QuasiTiler is an application that generates quasiperiodic tiling of the plane by projecting sections of higher-dimensional integer lattices onto the plane. Particular sections of a 5-dimensional lattice are Penrose tilings. The approach used by this program was first used by the dutch mathematician N.G. de Bruijn in 1981. Also this program provides an interesting way to interact with higher-dimensional spaces.

Originally, QuasiTiler was an interactive application written for NeXTSTEP, to conveniently generate Penrose tilings for Marjorie Senechal, a visitor at the Geometry Center during November 1993.

## Introduction

Penrose tilings of the plane come in various guises. In one of them, all tiles are copies of two rhombi, one "thick" and one "thin". The edge's lengths of both rhombi are equal; their smaller angles are 2Pi/5 and Pi/5, respectively. Penrose showed that if certain "matching rules" are obeyed, then every tiling with these rhombi is nonperiodic. Although the rules admit uncountably many different tilings, any finite region of any one of them appears infinitely many times, not only in that tiling but also in each of the others!
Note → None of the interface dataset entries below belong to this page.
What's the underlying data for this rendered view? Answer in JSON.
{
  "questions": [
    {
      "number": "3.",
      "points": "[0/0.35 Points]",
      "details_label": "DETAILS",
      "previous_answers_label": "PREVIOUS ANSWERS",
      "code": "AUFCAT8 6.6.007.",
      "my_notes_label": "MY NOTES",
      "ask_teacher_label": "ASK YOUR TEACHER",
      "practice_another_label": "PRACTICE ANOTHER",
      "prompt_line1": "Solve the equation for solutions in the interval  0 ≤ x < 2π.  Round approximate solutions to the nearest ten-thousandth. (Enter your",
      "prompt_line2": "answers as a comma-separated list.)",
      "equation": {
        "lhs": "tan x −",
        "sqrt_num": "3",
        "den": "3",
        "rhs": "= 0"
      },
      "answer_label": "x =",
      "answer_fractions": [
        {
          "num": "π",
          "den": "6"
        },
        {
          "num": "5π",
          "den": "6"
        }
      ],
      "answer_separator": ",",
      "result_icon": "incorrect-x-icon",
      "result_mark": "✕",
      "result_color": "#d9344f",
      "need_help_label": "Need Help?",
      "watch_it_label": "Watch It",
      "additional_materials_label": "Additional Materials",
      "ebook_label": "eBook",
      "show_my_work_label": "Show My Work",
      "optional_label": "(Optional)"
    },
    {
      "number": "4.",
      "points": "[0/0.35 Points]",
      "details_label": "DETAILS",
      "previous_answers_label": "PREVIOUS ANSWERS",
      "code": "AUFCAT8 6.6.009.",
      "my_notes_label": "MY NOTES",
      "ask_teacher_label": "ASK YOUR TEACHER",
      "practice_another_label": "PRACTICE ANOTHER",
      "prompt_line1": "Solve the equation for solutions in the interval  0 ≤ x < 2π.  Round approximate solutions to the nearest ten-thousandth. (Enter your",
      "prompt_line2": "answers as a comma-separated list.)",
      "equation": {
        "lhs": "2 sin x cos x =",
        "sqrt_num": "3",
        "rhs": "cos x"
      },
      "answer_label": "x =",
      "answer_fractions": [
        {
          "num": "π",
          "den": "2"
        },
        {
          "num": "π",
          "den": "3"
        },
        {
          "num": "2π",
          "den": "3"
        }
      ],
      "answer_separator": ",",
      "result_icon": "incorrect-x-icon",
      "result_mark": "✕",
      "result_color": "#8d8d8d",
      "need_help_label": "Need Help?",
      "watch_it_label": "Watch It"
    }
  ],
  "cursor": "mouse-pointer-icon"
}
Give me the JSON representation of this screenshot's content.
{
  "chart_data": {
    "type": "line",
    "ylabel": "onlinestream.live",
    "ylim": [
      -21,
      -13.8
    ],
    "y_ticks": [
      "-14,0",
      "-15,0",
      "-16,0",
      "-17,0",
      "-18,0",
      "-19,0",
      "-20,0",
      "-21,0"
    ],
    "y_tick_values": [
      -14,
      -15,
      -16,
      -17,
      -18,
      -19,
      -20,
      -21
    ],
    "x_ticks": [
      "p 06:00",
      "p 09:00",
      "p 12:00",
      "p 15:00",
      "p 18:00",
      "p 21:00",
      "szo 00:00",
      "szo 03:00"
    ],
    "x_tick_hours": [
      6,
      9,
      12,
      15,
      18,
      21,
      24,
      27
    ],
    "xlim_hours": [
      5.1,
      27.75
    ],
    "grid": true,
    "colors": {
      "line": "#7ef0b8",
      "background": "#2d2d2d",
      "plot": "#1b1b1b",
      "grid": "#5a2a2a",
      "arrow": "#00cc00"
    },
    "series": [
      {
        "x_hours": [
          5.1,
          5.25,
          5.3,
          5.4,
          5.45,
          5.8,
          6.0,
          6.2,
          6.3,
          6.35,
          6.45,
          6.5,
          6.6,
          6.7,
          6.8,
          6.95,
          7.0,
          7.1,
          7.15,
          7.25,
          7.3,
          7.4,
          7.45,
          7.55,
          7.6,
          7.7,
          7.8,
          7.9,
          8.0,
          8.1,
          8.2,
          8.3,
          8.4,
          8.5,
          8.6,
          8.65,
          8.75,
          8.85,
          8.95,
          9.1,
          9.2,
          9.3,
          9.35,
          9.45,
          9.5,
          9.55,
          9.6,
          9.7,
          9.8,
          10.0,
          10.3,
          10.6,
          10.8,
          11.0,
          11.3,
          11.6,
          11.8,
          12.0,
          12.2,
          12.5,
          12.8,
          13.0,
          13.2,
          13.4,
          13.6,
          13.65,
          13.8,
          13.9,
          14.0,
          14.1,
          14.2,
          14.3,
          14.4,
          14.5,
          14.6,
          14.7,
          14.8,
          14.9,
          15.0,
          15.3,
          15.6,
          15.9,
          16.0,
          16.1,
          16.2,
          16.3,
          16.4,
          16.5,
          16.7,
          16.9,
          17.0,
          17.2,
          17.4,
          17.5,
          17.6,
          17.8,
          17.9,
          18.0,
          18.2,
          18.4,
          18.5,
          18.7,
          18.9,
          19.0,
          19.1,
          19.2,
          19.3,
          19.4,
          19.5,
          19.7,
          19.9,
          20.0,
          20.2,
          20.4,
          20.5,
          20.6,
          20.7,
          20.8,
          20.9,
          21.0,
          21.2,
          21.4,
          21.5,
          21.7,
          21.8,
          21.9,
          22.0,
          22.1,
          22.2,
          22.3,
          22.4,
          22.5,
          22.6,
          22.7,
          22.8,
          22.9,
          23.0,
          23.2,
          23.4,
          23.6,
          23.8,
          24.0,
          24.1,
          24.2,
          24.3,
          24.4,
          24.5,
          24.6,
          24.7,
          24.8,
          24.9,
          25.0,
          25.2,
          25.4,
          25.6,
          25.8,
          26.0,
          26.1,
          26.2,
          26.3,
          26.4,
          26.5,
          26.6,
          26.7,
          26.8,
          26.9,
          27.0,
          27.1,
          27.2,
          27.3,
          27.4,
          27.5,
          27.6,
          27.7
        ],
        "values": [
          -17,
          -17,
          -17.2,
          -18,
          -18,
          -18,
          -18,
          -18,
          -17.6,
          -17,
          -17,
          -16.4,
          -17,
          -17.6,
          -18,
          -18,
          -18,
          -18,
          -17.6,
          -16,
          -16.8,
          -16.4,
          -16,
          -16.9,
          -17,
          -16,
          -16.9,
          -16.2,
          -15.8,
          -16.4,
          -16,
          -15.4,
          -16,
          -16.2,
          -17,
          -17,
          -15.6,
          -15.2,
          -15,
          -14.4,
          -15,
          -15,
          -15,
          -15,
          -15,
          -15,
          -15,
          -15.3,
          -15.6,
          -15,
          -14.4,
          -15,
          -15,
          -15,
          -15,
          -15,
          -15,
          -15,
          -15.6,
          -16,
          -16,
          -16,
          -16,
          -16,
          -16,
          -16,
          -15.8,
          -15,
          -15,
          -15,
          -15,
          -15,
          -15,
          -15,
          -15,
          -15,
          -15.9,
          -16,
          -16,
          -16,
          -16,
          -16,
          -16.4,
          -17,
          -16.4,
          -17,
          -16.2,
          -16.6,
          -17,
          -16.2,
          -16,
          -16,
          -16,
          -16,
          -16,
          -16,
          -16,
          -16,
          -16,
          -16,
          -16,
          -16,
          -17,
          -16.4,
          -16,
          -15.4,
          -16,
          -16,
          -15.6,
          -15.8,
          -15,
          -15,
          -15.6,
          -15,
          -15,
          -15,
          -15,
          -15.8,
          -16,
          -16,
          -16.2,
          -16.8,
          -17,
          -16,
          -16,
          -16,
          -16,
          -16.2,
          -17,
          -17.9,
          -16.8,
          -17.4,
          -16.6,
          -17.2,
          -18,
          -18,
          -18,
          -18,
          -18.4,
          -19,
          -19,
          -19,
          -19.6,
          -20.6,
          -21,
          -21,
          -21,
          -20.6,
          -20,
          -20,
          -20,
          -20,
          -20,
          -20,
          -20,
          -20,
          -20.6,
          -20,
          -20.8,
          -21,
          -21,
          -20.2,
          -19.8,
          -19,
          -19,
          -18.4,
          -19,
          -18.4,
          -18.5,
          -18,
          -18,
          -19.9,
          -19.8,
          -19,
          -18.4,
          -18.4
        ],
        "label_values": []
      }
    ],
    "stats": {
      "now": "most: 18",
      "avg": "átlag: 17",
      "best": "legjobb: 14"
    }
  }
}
Penrose tilings also have the substitution property: the tiles in a tiling can be grouped together into larger tiles, and the ensemble of larger tiles is again a Penrose tiling.

In 1981 de Bruijn showed that every Penrose tiling by rhombi, and also its matching rules and substitution property, can be obtained by projecting a certain 2-dimensional surface S in 5-dimensional Euclidean space onto a 2-dimensional plane E.

The surface S is composed of congruent squares whose vertices are particular points of the 5-dimensional integer lattice. The Penrose tiles are the projections of these squares on E, and their vertices are the projections of the incident lattice points.

The 2-dimensional plane E is chosen such that:

• it is orthogonal to the body diagonal of the unit 5-dimensional cube,
• and each of the squares forming the surface project as one of the "thick" or "thin" rhombi.
One of the most fascinating aspects of de Bruijn's construction is that the properties of the Penrose tiling are encoded in the orthogonal projection of the unit 5-cube into the 3-dimensional space orthogonal to E! The projection of the unit 5-cube into 3-dimensional space is a rhombic icosahedron, which we will call K. The surface S is then determined by all the lattice points that projects inside K. We have that all the projections of the lattice points on the surface S are all contained in at most four planes parallel to E, which determine four pentagonal cross-sections of K.

What happens if we translate the projection K in the space orthogonal to E? We get different surfaces, each with its corresponding projection into E as a tiling. DeBruijn showed that if K is translated by a vector orthogonal to the diagonal W we get another Penrose tiling. But if it is translated by a vector parallel to W, we get a tiling that is not a Penrose tiling! It is easy to see this, because the tiling will contain configurations not permitted by the Penrose rules.

QuasiTiler implements a generalization of the above idea. You can generate different tilings by choosing the ambient dimension, the generating plane and the translation of the projection of the unit cell in the orthogonal space. Some will be periodic, but must of them are quasiperiodic; this depends if the "slope" of the plane is rational or irrational. Chances are that you will get a quasiperiodic tiling must of the time